Do You Need a Conveyancer or Solicitor to Sell a House in Southwest London?


‘Do I need a conveyancer to sell a house?’ is something we get asked a lot by people looking to sell and buy property in Wandsworth, Tooting or Balham.

Moving is a costly business, when you add in the stamp duty, removals, agency and legal fees – not to mention home improvements to increase your chance of selling. Home movers sometimes wonder whether conveyancing is an area to make savings – by using a non-traditional online service or even doing the legal work themselves.

If you’re wondering ‘do I need a conveyancer to sell a house’, we wouldn’t recommend scrimping on costs in this area. Wandsworth borough is among the most expensive areas to buy and sell in London, so your home is a substantial asset. Having a sale fall through can be extremely costly and seriously derail your plans. Don’t risk things going wrong by failing to have the right legal support in place.

To explain more, we look at what exactly conveyancing is and the things you need to think about if you’re wondering, ‘do I need a conveyancer to sell a house?’

What is conveyancing?

Conveyancing refers to the legal side of selling a home. It’s about making sure that ownership of the property transfers smoothly from seller to buyer, from the point when an offer is accepted to completion.

Your conveyancer will review all the legal documents associated with the sale, carry out local authority and environmental searches – checking for flood risks, planning applications, etc.
They will check that the contract is in order too, talking to the buyer’s conveyancer as well as consulting their mortgage lender, paying fees and registering the buyer as new owner with the Land Registry.

Should I choose a conveyancer or solicitor when selling a house?

You can use either a conveyancer or solicitor to sell your home, and which you choose may come down to whether you have an established relationship with a particular firm or have received good personal recommendations.

The difference between these two legal professionals is that a licensed conveyancer is a property specialist who works entirely in this sector, dealing with the purchase and sale of houses every single day.

Solicitors are equally capable of carrying out the work, but they are qualified to work in other areas of the law too. This could mean they are harder to get hold of when you need them – because they sometimes attend court.

Often, but not always, conveyancers’ fees are lower than solicitors’. However, you may need a solicitor for a particularly complex sale involving an issue such as a boundary dispute.

When choosing a solicitor make sure they belong to the Law Society Conveyancing Quality Scheme. For conveyancers, it’s the Council for Licensed Conveyancers.

How much are conveyancing fees for selling a house?

Fees vary, as do the way they are calculated. You might be quoted a fixed fee or a percentage of the sale price. Always make sure you ask what is included – you should know upfront the cost of searches, bank transfer, Land Registry fees and VAT etc. You should expect higher fees for selling a leasehold property – as there is more work involved.

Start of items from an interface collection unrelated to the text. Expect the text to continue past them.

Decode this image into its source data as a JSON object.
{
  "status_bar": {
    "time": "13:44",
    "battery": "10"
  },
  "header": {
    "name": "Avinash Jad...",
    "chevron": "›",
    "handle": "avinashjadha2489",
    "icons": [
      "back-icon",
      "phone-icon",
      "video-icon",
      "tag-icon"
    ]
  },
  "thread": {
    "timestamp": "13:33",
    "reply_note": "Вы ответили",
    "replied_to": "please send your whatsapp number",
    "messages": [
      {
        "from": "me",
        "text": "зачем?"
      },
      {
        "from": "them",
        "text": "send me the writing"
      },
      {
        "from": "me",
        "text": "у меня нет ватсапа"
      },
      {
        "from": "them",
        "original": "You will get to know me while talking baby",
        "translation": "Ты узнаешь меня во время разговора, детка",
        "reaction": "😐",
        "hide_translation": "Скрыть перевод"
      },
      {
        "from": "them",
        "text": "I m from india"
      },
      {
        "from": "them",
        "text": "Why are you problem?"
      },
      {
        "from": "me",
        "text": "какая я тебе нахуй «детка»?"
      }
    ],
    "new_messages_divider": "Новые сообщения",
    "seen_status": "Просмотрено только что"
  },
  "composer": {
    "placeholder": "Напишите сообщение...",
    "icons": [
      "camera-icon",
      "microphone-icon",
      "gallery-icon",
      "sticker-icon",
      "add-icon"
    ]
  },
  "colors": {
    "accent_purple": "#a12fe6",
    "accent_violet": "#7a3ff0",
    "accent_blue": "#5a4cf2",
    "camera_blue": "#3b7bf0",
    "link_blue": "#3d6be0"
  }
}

Average conveyancing fees for selling range from around £1200 to £2000 – more for buying. Using the same conveyancer to buy and sell should bring your costs down.

You’ll also need to pay for a copy of title deeds from the Land Registry, money-laundering checks and bank transfer fees. Find out more about how much conveyancing fees are in London in our blog.

What does a conveyancer do when selling a house?

The main jobs your conveyancer will do are:

  1. Prepare legal contracts.
  2. Carry out local authority and environmental searches.
  3. Obtain your mortgage resettlement figure.
  4. Get hold of the title deeds.
  5. Distribute and receive sellers’ questionnaires.
  6. Receive the deposit.
  7. Negotiate with your buyer’s legal team.
  8. Negotiate moving dates.
  9. Approve deed of transfer.
  10. Receive the balance on the property.
  11. Transfer the deeds of ownership.

When should I instruct a conveyancer?

You should do all the legwork to decide on the firm you’re going to use as early as possible when you’ve decided to move. If you’re selling, instruct your solicitor as soon as you accept an offer on the property. This means no time is wasted in moving the sale forward, helping ensure a smooth process.

Can I do my own conveyancing?

You are legally entitled to do your own conveyancing but you should be aware of the time the process takes and that there are risks involved. If things go wrong, you could face increased costs and you might struggle to put things right – if there are survey problems or a buyer with cold feed at a late stage. And unlike a qualified conveyancer, you won’t have negligence insurance so you will be personally liable if you make a mistake.

If you are looking to move house and are thinking of selling in Wandsworth, give us a call. We can talk you through any aspect of the moving process and offer you a no-obligation market appraisal of your home.